What to work on:
Look at every line below and count those containing "Kali". Answer with the number only.

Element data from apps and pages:
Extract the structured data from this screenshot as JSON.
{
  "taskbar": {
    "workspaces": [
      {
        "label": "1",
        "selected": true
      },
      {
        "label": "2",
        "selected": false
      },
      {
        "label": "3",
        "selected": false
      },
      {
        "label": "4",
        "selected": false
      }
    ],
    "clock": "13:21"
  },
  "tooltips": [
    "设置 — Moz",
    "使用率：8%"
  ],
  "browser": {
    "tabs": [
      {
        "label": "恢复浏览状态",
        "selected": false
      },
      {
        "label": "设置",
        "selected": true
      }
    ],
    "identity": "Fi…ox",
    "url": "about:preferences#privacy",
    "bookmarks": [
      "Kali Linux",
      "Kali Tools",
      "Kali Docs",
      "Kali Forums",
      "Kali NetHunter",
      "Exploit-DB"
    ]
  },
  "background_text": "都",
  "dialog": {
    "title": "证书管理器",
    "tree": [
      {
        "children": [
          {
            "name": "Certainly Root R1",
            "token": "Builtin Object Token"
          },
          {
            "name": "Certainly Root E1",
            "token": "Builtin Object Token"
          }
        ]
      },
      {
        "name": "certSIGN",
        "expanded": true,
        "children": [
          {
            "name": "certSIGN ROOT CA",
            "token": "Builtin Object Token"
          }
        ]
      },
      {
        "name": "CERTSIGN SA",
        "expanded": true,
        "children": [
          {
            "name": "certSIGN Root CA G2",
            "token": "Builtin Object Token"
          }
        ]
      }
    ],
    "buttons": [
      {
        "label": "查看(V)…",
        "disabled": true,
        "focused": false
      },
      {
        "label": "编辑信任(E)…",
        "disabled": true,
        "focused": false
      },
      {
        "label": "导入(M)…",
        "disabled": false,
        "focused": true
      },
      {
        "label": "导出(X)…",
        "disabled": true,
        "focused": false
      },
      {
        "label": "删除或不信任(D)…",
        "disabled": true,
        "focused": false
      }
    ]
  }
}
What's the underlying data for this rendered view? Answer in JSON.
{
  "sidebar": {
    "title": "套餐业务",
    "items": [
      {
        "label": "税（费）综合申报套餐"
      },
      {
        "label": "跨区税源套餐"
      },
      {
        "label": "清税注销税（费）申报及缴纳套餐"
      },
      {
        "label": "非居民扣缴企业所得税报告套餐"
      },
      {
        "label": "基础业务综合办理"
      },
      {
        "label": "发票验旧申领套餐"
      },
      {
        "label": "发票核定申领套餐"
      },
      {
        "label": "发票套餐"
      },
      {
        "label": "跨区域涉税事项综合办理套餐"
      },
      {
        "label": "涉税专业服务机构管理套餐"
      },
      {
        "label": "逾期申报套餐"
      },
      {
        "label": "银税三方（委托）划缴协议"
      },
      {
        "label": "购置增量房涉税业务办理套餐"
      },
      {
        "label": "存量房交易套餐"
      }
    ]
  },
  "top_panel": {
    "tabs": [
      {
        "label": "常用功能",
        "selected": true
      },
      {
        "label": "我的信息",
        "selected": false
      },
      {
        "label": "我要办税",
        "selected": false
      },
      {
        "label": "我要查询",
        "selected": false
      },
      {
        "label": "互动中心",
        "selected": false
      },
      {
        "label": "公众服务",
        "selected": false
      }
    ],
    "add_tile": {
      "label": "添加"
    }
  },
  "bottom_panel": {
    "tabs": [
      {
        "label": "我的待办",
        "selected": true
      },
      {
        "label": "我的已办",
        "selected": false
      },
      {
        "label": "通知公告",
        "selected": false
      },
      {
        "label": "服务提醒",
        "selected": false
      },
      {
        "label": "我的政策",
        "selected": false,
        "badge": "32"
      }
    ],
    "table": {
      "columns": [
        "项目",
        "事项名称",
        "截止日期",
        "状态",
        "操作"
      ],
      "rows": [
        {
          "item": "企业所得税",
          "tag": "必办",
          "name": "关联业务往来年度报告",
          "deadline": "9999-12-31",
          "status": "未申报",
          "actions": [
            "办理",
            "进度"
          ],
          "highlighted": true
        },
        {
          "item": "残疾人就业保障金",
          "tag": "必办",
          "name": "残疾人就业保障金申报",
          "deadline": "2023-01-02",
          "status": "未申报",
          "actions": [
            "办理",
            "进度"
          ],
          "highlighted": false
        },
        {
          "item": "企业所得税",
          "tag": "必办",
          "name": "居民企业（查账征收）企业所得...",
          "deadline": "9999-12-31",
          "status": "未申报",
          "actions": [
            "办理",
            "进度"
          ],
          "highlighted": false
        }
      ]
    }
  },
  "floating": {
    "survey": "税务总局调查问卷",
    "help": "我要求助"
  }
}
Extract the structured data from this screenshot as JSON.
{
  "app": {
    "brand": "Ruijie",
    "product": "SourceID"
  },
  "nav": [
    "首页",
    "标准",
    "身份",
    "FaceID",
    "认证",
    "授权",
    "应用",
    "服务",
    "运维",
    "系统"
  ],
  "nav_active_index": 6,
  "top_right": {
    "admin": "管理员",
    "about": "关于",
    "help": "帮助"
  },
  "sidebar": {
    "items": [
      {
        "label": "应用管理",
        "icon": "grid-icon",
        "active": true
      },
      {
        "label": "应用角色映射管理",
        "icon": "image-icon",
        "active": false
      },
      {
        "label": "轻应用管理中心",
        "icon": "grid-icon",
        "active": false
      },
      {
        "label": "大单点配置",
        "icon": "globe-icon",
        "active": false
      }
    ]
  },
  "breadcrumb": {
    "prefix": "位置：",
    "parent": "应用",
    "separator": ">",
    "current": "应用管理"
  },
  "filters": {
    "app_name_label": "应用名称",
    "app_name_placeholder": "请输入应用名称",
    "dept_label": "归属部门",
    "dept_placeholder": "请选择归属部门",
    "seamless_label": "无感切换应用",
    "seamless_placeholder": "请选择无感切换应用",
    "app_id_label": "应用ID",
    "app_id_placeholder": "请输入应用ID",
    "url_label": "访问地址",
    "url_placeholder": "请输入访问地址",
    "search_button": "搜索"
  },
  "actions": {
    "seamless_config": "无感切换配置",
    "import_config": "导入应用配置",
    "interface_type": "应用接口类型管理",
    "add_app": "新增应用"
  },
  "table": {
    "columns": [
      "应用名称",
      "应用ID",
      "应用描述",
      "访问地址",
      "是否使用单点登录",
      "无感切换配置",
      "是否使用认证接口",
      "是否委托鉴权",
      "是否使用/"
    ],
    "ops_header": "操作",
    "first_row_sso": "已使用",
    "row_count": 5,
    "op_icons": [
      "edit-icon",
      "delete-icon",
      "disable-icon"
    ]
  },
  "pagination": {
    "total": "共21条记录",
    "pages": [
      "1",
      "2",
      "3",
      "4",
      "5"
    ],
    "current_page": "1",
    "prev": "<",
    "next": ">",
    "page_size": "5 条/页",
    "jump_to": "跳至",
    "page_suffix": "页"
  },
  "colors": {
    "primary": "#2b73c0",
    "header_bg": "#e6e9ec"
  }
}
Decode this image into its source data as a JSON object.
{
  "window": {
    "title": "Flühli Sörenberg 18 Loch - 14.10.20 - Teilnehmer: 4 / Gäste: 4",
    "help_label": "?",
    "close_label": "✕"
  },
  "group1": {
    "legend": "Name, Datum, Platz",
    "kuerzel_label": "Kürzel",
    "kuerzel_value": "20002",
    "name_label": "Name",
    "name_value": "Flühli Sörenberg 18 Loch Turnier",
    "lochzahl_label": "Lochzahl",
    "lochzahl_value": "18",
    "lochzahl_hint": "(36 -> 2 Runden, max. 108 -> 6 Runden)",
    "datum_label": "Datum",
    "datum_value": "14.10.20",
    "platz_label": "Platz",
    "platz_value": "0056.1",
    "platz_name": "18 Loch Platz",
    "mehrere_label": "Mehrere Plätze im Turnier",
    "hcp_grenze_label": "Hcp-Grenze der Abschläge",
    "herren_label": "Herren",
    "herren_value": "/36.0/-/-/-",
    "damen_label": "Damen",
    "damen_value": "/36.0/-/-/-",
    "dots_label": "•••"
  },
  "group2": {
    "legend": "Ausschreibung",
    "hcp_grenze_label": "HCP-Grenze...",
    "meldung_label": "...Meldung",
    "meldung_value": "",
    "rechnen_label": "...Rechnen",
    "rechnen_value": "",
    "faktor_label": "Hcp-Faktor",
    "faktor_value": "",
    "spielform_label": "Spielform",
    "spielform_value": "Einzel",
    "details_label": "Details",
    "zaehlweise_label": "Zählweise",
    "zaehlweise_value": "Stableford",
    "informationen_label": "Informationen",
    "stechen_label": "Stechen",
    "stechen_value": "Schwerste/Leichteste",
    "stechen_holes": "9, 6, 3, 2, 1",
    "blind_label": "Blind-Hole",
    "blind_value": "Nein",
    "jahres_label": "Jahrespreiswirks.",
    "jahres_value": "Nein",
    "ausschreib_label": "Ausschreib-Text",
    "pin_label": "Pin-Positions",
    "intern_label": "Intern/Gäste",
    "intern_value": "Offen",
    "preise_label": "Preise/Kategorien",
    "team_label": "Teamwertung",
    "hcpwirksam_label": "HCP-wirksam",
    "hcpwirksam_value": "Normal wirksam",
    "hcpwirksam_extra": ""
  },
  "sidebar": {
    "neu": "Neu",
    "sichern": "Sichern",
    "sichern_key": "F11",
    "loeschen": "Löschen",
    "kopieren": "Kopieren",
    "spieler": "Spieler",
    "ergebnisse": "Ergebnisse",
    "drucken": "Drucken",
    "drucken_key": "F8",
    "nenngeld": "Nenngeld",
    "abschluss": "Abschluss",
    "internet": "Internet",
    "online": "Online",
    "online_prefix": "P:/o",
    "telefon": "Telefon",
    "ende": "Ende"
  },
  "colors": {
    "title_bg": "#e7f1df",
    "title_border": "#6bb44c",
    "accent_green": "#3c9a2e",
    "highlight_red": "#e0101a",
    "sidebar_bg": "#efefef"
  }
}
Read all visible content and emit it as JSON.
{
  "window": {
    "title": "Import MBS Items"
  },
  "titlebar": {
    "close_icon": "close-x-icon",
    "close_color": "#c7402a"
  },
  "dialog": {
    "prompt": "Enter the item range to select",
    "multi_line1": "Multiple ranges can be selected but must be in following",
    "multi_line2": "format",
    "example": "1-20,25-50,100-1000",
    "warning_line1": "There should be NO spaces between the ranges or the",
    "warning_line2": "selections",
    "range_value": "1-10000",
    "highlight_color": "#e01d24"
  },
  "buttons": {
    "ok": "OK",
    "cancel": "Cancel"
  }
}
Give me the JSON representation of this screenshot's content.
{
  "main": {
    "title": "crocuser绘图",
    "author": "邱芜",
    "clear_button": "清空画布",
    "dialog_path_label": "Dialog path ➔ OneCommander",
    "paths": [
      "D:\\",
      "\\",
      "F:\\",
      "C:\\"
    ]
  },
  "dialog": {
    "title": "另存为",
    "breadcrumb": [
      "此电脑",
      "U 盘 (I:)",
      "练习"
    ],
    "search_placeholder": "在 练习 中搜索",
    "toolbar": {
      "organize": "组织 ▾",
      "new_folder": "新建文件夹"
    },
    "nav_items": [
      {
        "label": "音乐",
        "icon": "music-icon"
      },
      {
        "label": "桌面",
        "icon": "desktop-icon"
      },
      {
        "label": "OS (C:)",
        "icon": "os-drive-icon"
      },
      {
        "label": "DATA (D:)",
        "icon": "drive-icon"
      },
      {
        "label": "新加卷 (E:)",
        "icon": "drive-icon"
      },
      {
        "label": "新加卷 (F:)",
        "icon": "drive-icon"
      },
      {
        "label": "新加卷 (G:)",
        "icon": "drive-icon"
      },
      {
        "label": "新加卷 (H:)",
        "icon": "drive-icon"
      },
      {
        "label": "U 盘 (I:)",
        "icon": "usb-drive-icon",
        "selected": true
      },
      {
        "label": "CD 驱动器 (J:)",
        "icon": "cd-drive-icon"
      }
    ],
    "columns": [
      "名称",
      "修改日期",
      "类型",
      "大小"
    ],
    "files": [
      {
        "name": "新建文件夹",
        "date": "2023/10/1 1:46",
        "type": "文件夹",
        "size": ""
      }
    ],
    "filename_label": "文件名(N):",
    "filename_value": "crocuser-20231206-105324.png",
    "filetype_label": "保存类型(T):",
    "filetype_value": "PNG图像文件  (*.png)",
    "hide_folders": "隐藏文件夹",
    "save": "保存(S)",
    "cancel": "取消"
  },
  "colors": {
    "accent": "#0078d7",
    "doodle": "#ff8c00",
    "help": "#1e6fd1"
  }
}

Response for this exercise:
5